Around the age of two, our daughter started amusing us with a variety of linguistic amalgamations -- 'mordere' is Italian for bite and 'bumsie' is Trinidadian for bottom; 'pungere' means to prick; 'cucina' is Italian for kitchen and 'malacqua' is a fusion of 'malako' the Russian for milk (learned from our Moldovan babysitter) -- and 'acqua', Italian for water.

She also started treating us as walking dictionaries, to fulfill her seemingly insatiable desire to learn how to say every single item she came across in both English and Italian.

As anyone with more than one language in the family will know, children effortlessly absorb whatever language they hear, creating their own mental web of words, and sooner or later (depending on the child) spouting sentences that are fun to hear and fascinating to dissect.

My friend Yee Ling, whose children are growing up in New York speaking Cantonese and English, finds her three-year old son Zach using the Chinese words for blanket and bottom when addressing his American father: "Daddy, I can't find my pei-pei" and "I fell and hurt my pet-pet".
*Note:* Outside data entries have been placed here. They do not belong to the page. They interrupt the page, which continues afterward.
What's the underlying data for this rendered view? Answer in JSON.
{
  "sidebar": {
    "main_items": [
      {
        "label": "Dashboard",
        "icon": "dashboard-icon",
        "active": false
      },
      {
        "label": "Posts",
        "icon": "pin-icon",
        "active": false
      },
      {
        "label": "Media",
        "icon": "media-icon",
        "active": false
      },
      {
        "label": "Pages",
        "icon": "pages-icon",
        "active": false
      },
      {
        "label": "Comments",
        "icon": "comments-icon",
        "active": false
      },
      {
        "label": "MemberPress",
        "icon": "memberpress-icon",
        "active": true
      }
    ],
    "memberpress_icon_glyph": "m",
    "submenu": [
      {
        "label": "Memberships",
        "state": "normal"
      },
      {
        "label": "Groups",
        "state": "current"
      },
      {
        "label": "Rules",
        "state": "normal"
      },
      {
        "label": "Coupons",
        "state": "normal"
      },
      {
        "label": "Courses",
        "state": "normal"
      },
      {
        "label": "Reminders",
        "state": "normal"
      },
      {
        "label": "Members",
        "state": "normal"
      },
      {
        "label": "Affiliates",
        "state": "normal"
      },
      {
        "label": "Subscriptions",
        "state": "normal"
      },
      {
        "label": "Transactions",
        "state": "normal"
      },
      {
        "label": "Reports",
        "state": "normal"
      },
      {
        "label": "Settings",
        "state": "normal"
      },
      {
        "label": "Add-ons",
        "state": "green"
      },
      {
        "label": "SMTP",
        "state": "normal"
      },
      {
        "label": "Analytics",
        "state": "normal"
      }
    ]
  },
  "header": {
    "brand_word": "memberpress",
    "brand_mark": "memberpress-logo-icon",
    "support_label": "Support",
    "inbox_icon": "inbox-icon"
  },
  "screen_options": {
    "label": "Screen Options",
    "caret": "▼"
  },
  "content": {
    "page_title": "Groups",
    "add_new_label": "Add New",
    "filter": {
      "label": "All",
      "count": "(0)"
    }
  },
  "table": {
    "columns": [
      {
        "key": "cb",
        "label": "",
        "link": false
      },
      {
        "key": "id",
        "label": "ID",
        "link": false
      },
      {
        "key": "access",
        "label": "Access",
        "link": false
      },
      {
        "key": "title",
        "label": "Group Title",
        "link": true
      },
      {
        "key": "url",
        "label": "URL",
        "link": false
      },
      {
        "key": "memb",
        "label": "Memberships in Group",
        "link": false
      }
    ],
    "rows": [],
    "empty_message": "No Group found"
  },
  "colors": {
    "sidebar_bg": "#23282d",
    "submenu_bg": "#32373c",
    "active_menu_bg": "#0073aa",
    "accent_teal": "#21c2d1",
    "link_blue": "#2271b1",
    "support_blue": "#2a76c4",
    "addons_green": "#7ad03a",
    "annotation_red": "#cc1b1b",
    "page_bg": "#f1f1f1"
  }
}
Swiss daddy Nicolas tells me his bilingual daughters would often come up with German-English combinations like: "I coming mit you to the Auto" and "I was so tired I had to yawnen!"

Little Vic, who is growing up trilingual in London -- Portuguese, Italian and English -- turns Portuguese verbs into Italian ones by adding on an 'e'. Thus, 'pegar' and 'brincar' turn into: "Pegare in braccio, papà" ("Pick me up, Daddy") or: "Andiamo a brincare nella stanza snooker" ("Let's go and play in the snooker room").

He fetchingly adds on Portuguese diminutive suffixes to English words: "Pleasinho, mamae!" ("Please, mummy!") and sticks solely to the Portuguese term for certain exclamations: "That's a big bagunça!" ("That's a big mess!")

Meanwhile, a little Anglo-Swiss playmate of my daughter's who is growing up in Rome speaking English, French and Italian has gone one step further in closing cultural gaps. Since his family's helper at home is Indian, the toddler now refers to bread of any kind (be it a baguette or a bun) as chapati and all types of chips and crisps as poppadoms!

Kiddy Speak is always worth a chuckle, whether it's multi or monolingual. What expressions have you come across in your family that you'd like to share?